Roman Imperial Propaganda

One facet of the early Christian preaching that often goes unnoticed is its counter-cultural/governmental message. This neglect, however, is not surprising considering that many students of the Bible often neglect the material culture of nascent Christianity.
Take for instance this coin that I recently purchased:
On the obverse (or heads side) Caracalla is pictured (198-217 CE) 
Although it is dated in the late second century, it is a good representation of Roman Imperial propaganda. The impact of coins on the denizens of the Graeco-Roman world should not be underestimated. Concerning the role of numismatics (or coins) in the Roman World Carlos F. Noreña notes, “The distinctive feature of the coinage as a medium of communications ensured that coins played a crucial role in shaping public discourse—critical for the maintenance of any configuration of power. . . . No other commodity in the Roman world was produced on that scale. And coins were portable. As a result of their mass production and portability, coins were everywhere, constantly crossing back and forth between the public and private spheres. . . . In a world without modern technologies of mass communications, the only medium capable of such a deep impact was the coinage.” Carlos F. Noreña, “Coins and Communication,” in Social Relations in the Roman World (ed. Michael Peachin; Oxford: Oxford University Press, 2011), 265.  
Now let us consider the symbolism of our coin whose function was to “shape public discourse.” Notice first and foremost that on the reverse side (or tails side) of the coin we have the goddess Tyche or Fortuna. Fortuna is the Roman goddess of fortune and her job was to govern the destiny of the city. Moreover, notice what she is holding in her hands. In her left hand she is holding a cornucopia, which is the ancient symbol of prosperity and blessing. And in her right she is holding a rudder that is attached to a globe! (Yes the Romans were well aware that the earth was round!)
Think about the message of the coin and the public discourse it was supposed to shape. We are Rome and it is our destiny to steer, like one steers a ship, the course of the world and provide blessings for it!
Now consider the early Christian preaching of one God who is the Creator, Sustainer, and Redeemer of everything. Do you think there would have been some eyebrows raised at the message of nascent Christianity?
Does this not better explain what is going on in Acts 17, when the Christians are accused of turning the world upside down and preaching another king besides Caesar?
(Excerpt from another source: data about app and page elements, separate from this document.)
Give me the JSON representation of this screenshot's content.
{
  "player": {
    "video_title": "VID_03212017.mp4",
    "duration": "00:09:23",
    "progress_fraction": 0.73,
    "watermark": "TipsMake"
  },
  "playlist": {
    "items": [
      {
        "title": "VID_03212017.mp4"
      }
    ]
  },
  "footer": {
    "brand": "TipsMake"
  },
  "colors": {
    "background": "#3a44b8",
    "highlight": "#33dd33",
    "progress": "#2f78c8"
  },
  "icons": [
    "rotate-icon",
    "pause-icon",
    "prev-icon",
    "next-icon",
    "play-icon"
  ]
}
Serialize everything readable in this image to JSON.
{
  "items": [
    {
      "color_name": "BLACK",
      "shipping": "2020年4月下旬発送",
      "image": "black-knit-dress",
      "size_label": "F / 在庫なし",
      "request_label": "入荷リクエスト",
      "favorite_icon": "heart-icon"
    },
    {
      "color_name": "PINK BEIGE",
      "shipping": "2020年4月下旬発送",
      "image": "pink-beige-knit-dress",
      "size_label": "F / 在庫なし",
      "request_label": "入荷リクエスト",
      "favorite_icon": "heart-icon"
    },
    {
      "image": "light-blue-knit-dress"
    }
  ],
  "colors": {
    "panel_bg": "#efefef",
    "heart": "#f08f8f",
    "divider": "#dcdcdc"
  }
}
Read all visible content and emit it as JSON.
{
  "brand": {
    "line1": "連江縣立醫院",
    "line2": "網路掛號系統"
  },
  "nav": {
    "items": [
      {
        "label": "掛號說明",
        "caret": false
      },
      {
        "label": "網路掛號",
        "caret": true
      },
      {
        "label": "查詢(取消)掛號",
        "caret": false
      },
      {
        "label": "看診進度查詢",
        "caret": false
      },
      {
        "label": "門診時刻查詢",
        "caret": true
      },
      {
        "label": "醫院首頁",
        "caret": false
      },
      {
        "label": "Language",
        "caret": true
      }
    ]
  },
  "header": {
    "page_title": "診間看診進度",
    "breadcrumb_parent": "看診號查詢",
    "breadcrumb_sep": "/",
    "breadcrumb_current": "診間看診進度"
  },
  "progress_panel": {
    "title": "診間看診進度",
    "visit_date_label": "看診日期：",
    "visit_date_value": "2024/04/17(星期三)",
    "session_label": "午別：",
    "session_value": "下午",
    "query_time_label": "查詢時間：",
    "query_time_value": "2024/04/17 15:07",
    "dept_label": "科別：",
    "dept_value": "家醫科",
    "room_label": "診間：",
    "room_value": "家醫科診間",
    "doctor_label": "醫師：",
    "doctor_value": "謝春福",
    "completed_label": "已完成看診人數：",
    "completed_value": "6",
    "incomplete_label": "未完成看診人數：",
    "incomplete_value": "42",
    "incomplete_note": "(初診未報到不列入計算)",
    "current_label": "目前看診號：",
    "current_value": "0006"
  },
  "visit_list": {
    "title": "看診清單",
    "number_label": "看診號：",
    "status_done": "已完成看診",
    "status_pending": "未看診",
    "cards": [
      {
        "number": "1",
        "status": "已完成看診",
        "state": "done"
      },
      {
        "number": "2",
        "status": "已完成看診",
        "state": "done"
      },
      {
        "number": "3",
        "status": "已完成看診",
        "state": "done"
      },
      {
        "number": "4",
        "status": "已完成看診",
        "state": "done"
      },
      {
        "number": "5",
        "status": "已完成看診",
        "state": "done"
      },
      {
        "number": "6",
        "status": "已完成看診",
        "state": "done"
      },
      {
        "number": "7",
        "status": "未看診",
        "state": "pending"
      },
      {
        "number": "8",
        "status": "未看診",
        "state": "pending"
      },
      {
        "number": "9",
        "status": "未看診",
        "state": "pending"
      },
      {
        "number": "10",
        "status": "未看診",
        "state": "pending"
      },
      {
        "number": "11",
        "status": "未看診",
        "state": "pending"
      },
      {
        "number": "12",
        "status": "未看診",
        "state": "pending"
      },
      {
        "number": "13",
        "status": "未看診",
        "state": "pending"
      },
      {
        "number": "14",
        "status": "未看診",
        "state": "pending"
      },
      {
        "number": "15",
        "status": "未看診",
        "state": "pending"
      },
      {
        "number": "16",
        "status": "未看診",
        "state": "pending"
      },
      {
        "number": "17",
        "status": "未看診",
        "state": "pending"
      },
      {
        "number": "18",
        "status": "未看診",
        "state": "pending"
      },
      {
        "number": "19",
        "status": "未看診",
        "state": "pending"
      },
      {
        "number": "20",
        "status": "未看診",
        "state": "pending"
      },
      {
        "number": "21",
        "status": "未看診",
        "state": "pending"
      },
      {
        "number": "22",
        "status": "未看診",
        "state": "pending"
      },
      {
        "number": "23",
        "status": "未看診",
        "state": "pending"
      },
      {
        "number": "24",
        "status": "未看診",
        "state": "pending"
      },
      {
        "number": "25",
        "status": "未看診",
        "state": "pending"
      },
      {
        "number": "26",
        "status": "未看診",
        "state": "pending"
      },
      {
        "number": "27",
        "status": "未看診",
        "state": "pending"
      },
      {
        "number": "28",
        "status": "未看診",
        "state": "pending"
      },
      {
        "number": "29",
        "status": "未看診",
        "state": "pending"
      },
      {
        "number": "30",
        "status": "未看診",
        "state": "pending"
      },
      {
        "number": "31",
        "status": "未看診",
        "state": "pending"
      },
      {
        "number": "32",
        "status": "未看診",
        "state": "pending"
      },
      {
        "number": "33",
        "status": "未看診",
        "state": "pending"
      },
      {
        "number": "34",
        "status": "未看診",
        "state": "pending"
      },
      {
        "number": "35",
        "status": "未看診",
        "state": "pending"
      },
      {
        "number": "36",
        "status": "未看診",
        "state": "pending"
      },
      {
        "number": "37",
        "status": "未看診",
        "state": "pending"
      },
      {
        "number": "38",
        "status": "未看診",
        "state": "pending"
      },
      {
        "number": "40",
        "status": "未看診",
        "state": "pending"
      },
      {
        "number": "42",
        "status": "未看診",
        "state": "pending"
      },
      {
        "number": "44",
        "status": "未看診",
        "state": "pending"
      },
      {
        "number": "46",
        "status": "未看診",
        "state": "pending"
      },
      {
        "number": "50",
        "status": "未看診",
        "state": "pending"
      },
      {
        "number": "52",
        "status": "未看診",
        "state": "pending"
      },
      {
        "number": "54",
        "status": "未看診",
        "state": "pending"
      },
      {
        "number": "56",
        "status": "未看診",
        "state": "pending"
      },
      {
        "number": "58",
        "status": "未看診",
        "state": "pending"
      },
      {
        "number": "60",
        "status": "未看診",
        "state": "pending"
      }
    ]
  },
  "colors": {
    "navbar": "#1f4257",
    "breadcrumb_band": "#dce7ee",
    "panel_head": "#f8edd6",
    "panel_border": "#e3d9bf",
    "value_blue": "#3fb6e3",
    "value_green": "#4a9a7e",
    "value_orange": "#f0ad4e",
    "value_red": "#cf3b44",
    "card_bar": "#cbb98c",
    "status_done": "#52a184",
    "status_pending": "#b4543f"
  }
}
Leave a Reply

Your email address will not be published. Required fields are marked *